However, the home minister said that Bersih could still apply for a permit for the July 9 gathering using “other methods.”
“No, they are still banned, still illegal. Nobody can be above the law. Just because Tuanku met them, doesn’t mean they are no longer illegal,” he said, referring to the audience granted by the Yang di-Pertuan Agong to Bersih yesterday, after which it accepted the stadium offer.
“They don’t have to apply on the platform of Bersih itself,” he said of the coalition of 62 NGOs which has accepted Prime Minister Datuk Seri Najib Razak’s offer to hold the rally in a stadium.
He explained that the organisation was still deemed illegal by the Registrar of Societies (RoS) under advice from the Attorney-General and would remain so unless the Registrar said otherwise. The Registrar had said last week that Hishammuddin ordered Bersih to be outlawed.
Hishammuddin (picture) added that this meant that Bersih t-shirts were still unlawful and the law would still apply to over a hundred already arrested in relation to the planned march on Saturday.
However, he said that should Bersih be successful in its application to meet in a stadium on Saturday, the government would facilitate the gathering.
“Of course, we will allow. The whole point is to allow them to air their grievance. This should be looked at as a positive way forward,” he said.
Hishammuddin added that this meant that yellow Bersih t-shirts were still unlawful and the law would still apply to over a hundred already arrested in relation to the planned march on Saturday.
“This is still related to an illegal activity. We are consistent with applying the law,” he said.

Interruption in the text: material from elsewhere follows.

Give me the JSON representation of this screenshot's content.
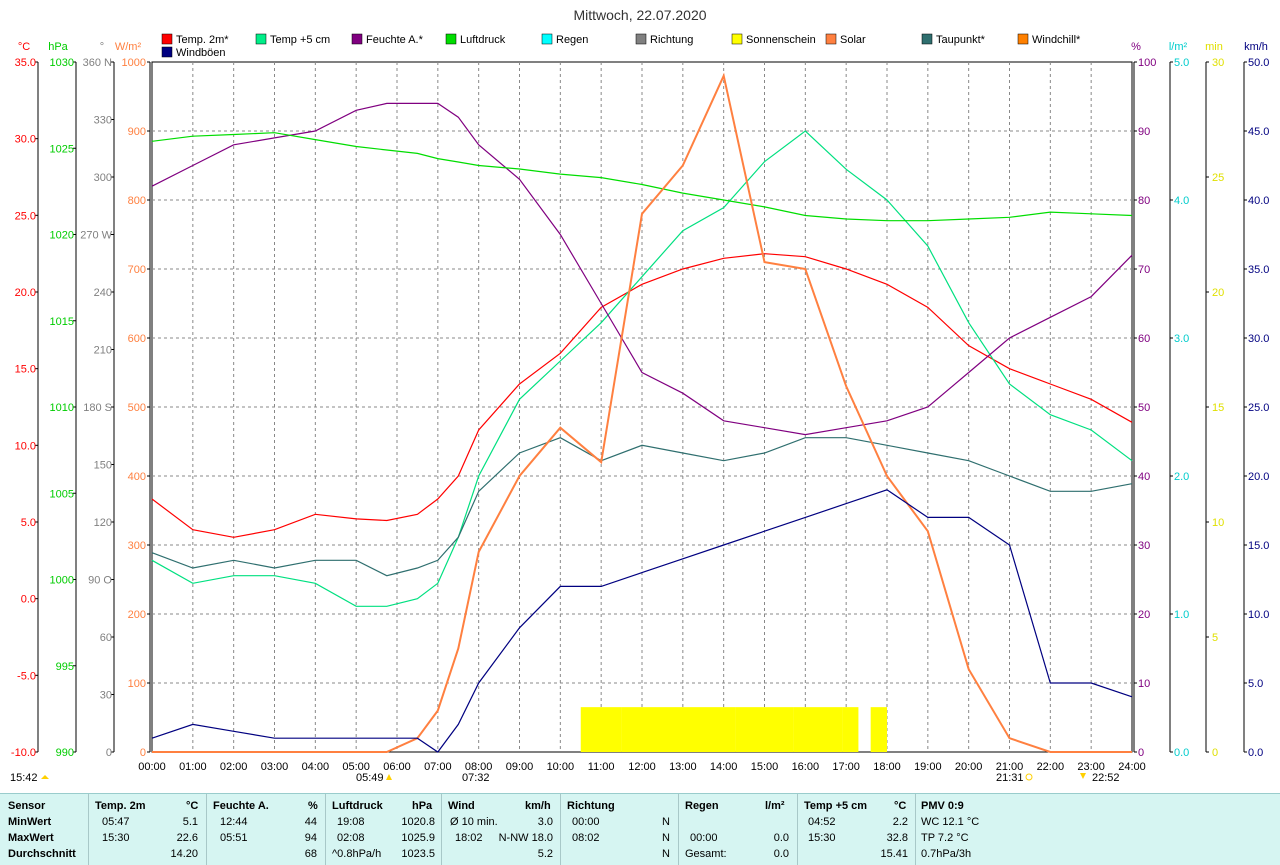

The police have continued making arrests in connection with the rally, most of them for wearing yellow T-shirts with the word Bersih emblazoned on them in a clampdown that has also seen Bersih being declared illegal.
But Tuanku Mizan Zainal Abidin stepped in on Sunday to defuse tension by advising the Najib administration and Bersih 2.0 to hold consultations over the issue of free and fair elections.